§ **What you will do**: Every line containing the word "icon" must be pulled from the records.

§ **Task material**:
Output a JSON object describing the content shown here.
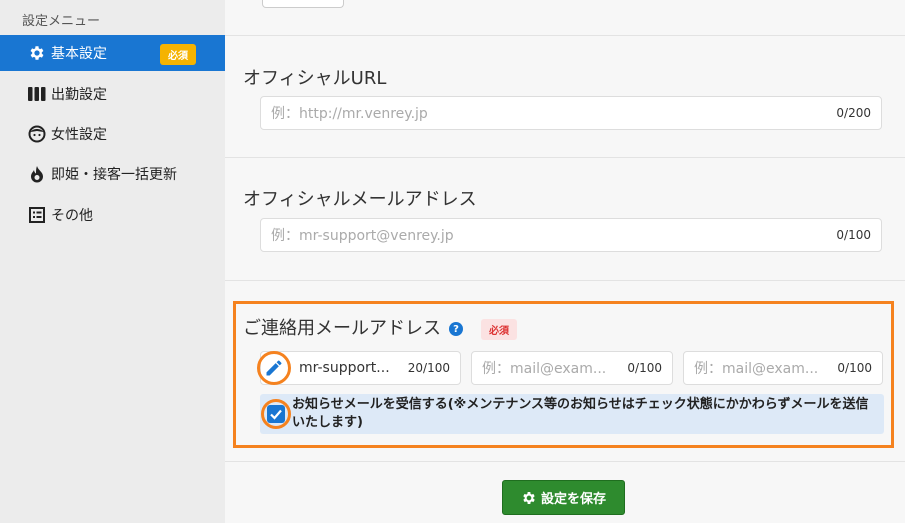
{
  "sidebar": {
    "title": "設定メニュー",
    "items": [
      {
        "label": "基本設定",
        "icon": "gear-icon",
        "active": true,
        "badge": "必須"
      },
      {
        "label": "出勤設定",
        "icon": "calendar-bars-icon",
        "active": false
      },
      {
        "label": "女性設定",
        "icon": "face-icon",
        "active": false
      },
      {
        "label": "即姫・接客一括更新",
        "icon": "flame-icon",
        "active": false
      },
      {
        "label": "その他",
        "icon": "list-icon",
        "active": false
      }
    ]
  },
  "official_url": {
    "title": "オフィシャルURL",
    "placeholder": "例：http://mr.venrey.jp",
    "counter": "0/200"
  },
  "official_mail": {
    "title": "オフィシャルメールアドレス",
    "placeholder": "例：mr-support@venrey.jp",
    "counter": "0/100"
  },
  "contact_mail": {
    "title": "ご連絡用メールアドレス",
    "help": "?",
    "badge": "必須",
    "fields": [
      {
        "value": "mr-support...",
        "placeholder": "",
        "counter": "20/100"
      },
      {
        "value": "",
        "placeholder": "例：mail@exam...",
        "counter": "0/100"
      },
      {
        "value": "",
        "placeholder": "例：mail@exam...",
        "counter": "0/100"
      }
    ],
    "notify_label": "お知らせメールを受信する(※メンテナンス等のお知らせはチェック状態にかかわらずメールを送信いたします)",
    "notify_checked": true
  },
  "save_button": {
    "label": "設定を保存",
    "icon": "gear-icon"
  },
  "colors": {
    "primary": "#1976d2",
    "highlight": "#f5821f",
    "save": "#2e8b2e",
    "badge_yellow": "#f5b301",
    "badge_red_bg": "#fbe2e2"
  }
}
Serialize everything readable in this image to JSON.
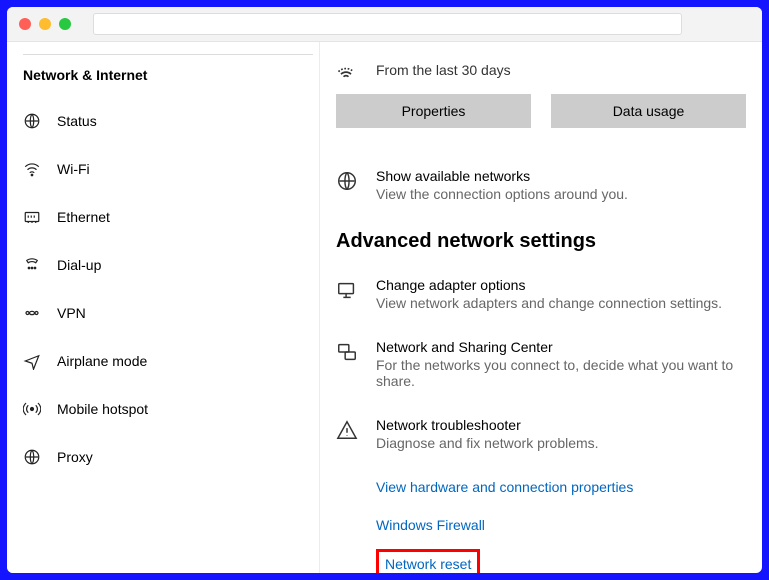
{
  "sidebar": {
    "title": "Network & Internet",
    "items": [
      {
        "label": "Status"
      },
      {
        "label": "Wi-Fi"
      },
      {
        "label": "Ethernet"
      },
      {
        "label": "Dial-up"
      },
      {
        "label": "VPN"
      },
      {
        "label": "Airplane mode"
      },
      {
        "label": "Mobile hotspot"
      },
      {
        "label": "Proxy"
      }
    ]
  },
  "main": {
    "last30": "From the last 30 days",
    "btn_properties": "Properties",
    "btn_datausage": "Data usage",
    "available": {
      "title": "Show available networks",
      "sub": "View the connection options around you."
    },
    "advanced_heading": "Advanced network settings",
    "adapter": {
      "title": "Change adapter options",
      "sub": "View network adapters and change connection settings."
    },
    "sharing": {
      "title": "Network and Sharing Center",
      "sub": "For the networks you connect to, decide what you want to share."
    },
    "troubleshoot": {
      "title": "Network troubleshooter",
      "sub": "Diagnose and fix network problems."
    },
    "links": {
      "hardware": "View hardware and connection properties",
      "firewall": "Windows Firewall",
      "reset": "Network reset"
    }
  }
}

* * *

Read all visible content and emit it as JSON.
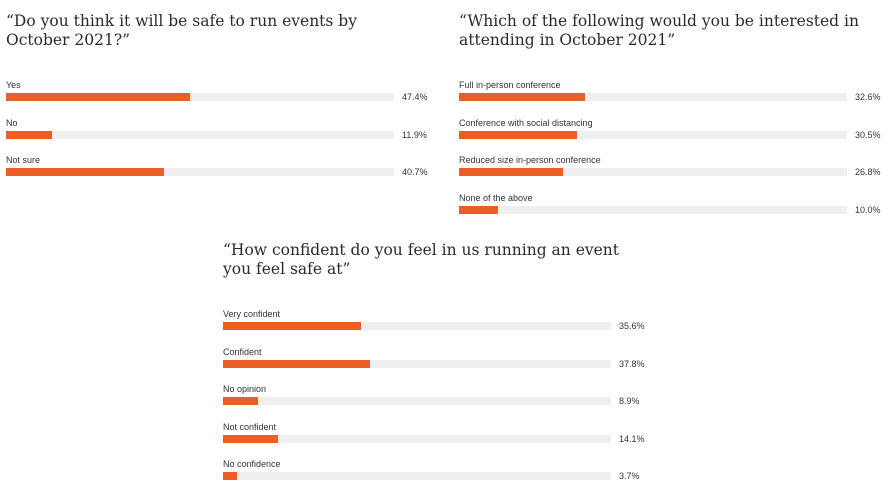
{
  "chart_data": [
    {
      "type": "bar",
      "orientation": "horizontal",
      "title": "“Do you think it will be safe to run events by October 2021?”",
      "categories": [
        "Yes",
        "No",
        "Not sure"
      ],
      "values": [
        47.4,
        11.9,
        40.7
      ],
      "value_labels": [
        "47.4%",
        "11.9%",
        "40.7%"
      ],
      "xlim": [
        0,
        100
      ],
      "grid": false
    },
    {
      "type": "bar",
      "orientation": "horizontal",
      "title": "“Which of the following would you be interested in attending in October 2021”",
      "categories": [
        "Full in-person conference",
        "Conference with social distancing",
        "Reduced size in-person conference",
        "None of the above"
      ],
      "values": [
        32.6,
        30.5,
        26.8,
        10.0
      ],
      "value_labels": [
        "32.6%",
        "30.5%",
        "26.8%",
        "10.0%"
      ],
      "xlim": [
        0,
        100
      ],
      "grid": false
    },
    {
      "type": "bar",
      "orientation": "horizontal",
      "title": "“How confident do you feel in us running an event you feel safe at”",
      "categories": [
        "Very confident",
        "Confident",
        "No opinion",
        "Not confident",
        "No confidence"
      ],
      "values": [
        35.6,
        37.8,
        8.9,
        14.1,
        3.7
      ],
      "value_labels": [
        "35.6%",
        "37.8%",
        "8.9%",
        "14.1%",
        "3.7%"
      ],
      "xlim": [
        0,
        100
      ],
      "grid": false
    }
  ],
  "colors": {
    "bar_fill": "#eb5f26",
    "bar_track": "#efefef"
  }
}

§ **Output below**:
        "icon": "gear-icon",
        "icon": "calendar-bars-icon",
        "icon": "face-icon",
        "icon": "flame-icon",
        "icon": "list-icon",
    "icon": "gear-icon"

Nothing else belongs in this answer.